Mathematics coaches have the ability to transform the teaching and learning environments in schools. Research suggests thatteachers need opportunities to reflect on their practice并拥有知识渊博的，从事同事，他们可以在他们的工作中思考合作伙伴。我们的承诺重点介绍了支持雄心勃勃的学习和能够做高级别数学的学生的公平教学做法。教练可以与教师合作，练习倾听意图，提升学生的数学思想。
In her bookCoaching for Equity: Conversations That Change Practice, Elena Aguilar states that it’s important for coaches to “see inequities and know what to do about them.” Beliefs about who can learn mathematics and who should have access to important mathematical work can impact the ways in which we talk about and respond to our students’ participation in math class.
Vignettes (such as the one below) are a powerful way for coaches to identify, unpack, and reflect on unjust beliefs and practices.
“My kids can’t”:A grade-level team meets to discuss how their students did on the last assessment. Although there is a protocol for looking at the student work, one teacher starts the discussion by saying, “My students don’t have the necessary skills to do the work, so I couldn’t use the curriculum this year. Instead, I can only give them procedural math work, so I use a computer-based program.”
Coaches canfind vignettes from resources或个人经历。我们可以为教师团队创造机会，以检查和理解禁止学生因强调竞争，贫困，语言和地位的标签而禁止学生从事雄心勃勃的工作的信仰和做法。
It’s important for coaches to reflect on and unpack hidden beliefs (such as “Families in poverty don’t care about math learning”) in statements they hear and consider why the speakers might carry those beliefs. Coaches and teachers can work in partnership to identify beliefs about students’ mathematical thinking and consider equity-based coaching and teaching methods. This work “requires [us] to reflect on [our] own identity, positions, and beliefs in regards to racist and sorting-based mechanisms。“
Questions like these prompt honest, collaborative conversations about beliefs. Together, teachers and coaches can reflect and develop responses and strategies that can positively impact students’ mathematical identities. Coaches can suggest equitable teaching practices such as having cognitively demanding tasks for everyone or assigning competence to students who are considered as having low status.

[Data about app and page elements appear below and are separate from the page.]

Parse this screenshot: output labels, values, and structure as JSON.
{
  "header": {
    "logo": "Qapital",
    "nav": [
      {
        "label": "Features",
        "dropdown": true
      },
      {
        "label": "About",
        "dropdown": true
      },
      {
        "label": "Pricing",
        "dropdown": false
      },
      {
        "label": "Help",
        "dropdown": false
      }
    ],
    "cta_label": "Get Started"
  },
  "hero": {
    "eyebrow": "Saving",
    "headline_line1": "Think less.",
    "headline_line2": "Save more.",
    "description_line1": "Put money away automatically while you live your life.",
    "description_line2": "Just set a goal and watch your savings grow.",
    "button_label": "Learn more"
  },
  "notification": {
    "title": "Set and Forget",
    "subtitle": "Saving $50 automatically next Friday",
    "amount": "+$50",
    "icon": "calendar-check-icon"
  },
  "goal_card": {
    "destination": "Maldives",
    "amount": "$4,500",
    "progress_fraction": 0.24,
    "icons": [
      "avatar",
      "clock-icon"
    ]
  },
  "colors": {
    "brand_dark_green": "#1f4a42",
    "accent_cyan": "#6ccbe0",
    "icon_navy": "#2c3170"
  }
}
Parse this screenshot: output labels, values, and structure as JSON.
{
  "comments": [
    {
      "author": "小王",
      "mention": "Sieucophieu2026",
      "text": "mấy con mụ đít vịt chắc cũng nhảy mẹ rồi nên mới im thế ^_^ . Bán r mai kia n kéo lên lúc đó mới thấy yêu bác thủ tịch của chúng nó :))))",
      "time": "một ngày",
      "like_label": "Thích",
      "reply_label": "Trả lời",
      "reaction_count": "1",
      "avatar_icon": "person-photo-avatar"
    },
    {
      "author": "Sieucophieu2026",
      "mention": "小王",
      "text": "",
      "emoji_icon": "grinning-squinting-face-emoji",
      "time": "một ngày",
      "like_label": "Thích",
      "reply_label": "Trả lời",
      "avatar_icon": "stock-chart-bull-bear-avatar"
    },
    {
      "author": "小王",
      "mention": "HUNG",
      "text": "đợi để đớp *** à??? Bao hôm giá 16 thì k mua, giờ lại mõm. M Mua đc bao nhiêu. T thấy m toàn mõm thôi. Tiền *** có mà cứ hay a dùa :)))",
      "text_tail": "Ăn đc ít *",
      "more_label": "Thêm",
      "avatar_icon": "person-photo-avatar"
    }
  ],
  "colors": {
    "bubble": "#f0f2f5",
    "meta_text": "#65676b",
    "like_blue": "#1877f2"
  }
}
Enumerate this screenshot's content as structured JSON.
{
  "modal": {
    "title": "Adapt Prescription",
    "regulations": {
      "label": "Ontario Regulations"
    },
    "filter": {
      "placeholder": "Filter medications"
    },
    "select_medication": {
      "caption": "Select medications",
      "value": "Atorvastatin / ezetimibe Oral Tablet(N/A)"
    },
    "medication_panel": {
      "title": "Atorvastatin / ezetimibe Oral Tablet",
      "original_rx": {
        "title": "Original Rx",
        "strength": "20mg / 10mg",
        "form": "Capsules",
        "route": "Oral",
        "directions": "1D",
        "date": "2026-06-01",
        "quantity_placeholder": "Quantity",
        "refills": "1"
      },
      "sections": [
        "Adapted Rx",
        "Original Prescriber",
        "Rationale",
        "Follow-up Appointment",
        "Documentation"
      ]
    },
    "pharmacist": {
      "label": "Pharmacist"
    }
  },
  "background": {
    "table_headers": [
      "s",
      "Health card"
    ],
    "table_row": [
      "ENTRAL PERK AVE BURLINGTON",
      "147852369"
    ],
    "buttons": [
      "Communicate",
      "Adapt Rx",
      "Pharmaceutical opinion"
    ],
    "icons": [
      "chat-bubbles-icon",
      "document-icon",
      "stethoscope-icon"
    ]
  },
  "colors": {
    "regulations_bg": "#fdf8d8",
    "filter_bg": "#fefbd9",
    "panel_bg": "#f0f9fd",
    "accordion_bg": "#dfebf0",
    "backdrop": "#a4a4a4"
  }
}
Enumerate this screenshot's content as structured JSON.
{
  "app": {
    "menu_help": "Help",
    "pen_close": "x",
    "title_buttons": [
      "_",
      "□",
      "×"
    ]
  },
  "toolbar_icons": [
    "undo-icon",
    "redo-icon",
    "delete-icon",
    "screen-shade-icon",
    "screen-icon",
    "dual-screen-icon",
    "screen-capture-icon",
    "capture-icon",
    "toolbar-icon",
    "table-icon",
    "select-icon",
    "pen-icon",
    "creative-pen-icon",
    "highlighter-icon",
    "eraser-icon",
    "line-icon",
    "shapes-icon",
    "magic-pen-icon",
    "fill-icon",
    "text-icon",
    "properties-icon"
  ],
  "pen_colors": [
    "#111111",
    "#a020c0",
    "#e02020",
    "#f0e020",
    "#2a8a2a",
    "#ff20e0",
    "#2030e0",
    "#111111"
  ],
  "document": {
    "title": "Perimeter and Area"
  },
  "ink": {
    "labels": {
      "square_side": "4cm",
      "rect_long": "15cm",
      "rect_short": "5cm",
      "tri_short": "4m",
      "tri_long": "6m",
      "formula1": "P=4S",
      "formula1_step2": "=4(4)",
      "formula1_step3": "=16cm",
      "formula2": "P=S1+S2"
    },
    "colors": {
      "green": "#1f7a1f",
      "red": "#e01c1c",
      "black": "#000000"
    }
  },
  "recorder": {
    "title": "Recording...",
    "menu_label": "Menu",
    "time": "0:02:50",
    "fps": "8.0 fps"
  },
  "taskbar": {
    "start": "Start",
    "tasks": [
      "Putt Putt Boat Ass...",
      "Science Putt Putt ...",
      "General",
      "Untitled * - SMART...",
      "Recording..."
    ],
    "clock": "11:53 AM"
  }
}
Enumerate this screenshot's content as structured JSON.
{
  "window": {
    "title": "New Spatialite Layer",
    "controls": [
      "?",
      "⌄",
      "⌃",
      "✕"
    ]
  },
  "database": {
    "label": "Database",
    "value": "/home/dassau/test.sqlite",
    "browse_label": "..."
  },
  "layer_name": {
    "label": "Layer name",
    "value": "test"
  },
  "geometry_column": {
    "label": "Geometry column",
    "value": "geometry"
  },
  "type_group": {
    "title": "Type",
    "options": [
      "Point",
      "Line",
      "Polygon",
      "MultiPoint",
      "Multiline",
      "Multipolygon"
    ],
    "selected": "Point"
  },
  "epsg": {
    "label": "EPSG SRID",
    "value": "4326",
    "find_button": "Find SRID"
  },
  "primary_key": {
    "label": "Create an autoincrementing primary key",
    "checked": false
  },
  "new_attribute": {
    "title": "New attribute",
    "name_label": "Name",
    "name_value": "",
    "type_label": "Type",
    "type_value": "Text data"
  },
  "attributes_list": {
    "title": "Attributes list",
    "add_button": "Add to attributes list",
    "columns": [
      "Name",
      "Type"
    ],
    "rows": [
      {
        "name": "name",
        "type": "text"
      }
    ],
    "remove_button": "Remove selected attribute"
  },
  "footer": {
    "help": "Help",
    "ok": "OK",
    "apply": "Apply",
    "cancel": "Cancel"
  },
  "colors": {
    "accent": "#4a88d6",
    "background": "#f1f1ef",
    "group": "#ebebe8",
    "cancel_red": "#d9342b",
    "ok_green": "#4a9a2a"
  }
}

In her bookStrength in Numbers: Collaborative Learning in Secondary Mathematics, Ilana Horn defines status as “theperception学生的学术能力和社会责任。“当教练与教师一起承认学生的想法时，他们扰乱状态问题并促进平等地位互动，并且公平参与可以增加。
Examine Student Work From an Assets-Based Perspective
看着学生工作是一种努力确保实践和提升学生数学的车辆。数学教练可以做的最重要的事情之一是使用庆祝和建立在学生的优势上的语言 - “他使用手指在被困” - 他陷入困境时分解数字，而不是关注赤字 - “他没有数字意识。”教练可以指导教师将学生定位为能力，聪明，值得理解。
- 我注意到学生X构成question that got at the heart of the lesson. I wonder how we could amplify that next time?
- What question could we ask your students that would reveal details about how they think?
教练与教师一起审视学生工作，using protocols to guide我们通过分析过程。我们通过描述我们看到和使用“低投票评论”的工作来彻底接地我们的评论。专注于基于证据的评论，而不是评估允许我们看到学生的优势，而不是对差距和能力做出假设。
When thinking about how to support a student, it’s important to identify the strengths in the student’s response, develop strategies for positioning the student as competent, and connect the student’s response to the mathematical objectives of the task. With those goals in mind, coaches and teachers can discuss how each student worked through the mathematics and the ways in which the whole class could learn from their classmates’ ideas.
The process of looking at student work includes the goal of better understanding the mathematics for ourselves and helps us to develop a lens that illuminates our students’ capabilities. The more coaches and teachers understand the depth and nuances of a task, the more we will be able to see and hear students’ ideas as important and connected. Rather than reviewing student work for grading purposes or to see how well they mimicked a particular method, we can use the opportunity to get to know our students and the ways in which they think, process, and learn.
When we operate from the belief that all students are capable of ambitious work, we will be better prepared to call on everyone to use equitable teaching practices and be advocates for change.